> [TASK INPUT]:
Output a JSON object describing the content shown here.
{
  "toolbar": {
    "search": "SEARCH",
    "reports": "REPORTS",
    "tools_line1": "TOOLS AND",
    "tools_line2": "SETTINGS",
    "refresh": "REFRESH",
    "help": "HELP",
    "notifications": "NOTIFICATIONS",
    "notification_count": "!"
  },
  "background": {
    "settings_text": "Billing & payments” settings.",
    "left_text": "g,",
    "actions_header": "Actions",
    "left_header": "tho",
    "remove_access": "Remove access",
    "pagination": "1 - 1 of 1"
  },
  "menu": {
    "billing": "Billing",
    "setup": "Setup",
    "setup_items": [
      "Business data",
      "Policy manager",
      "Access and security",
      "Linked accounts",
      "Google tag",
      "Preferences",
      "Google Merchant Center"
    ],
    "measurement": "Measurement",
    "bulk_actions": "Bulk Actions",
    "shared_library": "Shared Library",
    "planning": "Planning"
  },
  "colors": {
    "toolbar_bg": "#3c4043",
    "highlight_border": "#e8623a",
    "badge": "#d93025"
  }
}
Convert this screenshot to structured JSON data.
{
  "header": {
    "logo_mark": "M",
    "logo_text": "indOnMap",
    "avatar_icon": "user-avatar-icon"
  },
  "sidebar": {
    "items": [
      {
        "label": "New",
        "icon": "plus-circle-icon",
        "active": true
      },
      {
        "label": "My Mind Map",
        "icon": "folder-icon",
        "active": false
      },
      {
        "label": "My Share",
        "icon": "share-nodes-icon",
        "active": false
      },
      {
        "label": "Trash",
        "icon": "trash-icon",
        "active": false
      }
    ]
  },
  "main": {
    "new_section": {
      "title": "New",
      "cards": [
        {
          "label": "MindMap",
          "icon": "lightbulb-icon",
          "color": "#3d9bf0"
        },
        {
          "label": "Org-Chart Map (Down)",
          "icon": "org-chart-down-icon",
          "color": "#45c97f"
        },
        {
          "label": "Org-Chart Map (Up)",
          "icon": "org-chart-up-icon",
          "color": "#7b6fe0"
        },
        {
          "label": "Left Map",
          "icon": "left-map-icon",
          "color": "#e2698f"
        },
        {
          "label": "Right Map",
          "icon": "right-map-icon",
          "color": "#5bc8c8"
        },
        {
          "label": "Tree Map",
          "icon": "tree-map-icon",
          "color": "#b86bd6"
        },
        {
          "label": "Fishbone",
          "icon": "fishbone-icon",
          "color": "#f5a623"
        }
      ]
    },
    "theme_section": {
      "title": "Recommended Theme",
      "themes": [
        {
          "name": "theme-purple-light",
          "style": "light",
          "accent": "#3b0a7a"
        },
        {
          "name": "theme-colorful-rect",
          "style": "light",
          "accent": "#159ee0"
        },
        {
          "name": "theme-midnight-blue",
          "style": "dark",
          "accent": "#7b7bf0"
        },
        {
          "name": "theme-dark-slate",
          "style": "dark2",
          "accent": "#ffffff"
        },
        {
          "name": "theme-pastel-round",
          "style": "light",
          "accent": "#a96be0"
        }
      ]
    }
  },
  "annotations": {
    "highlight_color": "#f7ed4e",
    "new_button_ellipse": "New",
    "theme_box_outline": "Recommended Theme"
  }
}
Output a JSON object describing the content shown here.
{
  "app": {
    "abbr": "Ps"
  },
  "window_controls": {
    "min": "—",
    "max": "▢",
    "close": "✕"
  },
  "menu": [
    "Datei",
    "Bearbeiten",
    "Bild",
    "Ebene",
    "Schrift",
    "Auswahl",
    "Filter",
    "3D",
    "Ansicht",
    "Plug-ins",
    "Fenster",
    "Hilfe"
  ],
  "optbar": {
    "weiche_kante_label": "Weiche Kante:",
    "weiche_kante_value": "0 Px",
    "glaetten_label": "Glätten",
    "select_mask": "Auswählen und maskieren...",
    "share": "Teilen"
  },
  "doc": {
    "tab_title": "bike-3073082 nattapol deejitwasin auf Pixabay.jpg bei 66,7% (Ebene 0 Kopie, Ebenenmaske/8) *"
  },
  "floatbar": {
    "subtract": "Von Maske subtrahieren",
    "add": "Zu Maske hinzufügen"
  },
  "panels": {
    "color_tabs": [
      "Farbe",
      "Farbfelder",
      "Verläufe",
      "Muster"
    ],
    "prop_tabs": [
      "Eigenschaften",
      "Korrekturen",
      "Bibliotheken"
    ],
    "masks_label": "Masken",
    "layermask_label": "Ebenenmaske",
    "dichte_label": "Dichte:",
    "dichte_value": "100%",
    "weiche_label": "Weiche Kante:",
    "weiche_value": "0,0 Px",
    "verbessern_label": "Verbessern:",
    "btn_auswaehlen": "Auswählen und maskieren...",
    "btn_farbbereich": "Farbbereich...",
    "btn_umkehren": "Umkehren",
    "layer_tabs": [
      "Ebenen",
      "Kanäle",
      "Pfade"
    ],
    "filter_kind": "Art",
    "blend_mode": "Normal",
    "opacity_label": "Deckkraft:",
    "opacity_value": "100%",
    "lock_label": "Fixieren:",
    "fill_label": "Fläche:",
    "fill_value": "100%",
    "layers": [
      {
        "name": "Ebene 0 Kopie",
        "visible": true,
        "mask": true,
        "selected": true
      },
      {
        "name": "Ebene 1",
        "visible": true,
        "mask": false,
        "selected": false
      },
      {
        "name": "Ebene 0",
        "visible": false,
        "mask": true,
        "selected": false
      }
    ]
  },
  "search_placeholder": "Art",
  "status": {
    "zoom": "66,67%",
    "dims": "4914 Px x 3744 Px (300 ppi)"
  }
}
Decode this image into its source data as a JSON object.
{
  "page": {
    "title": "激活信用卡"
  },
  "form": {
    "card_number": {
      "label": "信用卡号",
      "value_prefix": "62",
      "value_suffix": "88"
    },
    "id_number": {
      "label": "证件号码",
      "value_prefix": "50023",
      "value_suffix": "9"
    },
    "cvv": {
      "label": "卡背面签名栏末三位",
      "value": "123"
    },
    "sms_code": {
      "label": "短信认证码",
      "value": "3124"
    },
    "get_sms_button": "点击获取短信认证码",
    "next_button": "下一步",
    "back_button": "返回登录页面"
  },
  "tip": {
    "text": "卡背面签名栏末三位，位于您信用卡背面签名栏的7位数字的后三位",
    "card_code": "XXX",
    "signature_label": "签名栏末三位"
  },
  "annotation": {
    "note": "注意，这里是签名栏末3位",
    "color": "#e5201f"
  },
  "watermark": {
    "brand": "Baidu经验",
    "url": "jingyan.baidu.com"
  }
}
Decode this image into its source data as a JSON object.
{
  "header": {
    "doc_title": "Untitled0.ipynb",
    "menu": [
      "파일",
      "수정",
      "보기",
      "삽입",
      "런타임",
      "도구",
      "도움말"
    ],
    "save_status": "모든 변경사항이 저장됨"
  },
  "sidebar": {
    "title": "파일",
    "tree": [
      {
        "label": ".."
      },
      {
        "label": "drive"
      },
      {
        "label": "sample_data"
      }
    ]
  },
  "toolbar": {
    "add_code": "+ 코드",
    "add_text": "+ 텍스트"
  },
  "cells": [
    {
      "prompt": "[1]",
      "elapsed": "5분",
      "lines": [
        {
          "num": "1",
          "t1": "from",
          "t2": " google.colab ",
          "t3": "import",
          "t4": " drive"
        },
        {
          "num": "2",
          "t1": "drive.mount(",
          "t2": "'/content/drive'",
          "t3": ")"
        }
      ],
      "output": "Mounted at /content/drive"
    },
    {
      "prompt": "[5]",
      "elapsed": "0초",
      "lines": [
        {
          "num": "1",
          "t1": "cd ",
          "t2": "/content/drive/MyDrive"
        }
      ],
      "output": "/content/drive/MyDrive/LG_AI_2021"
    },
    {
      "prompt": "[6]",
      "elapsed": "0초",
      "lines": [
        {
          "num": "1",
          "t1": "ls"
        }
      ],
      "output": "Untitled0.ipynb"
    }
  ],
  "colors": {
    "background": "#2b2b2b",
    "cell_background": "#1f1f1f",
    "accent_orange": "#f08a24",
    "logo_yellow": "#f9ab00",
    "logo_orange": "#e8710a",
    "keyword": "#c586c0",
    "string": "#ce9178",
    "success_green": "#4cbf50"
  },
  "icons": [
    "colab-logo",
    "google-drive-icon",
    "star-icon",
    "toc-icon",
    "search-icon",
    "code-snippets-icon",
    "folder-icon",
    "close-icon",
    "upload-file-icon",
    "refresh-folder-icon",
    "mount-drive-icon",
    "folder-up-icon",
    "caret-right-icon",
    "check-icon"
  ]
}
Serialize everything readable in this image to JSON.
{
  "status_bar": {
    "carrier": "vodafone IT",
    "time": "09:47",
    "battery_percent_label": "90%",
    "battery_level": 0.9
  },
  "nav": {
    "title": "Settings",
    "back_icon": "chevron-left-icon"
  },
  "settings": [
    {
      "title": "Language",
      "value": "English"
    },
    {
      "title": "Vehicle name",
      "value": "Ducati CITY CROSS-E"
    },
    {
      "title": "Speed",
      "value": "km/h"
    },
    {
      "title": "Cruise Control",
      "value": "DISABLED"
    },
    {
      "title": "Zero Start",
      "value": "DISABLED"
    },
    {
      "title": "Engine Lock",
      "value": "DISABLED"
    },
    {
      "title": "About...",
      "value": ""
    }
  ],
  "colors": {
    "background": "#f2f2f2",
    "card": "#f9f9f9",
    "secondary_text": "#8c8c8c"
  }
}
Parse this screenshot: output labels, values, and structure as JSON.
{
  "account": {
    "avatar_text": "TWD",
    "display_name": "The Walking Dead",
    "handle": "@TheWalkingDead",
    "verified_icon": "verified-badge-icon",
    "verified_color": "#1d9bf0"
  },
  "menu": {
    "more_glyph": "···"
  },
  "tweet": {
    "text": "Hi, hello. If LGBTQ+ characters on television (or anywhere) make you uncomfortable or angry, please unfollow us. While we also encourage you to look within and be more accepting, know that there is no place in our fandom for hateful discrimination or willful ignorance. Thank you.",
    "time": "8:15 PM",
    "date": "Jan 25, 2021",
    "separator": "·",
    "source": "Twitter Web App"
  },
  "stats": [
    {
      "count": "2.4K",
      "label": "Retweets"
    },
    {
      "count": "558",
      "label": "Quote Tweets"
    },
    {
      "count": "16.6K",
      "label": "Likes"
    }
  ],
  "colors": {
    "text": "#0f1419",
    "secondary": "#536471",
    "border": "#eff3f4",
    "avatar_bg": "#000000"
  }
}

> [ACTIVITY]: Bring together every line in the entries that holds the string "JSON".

> [EXERCISE ANSWER]:
Output a JSON object describing the content shown here.
Convert this screenshot to structured JSON data.
Output a JSON object describing the content shown here.
Decode this image into its source data as a JSON object.
Decode this image into its source data as a JSON object.
Serialize everything readable in this image to JSON.
Parse this screenshot: output labels, values, and structure as JSON.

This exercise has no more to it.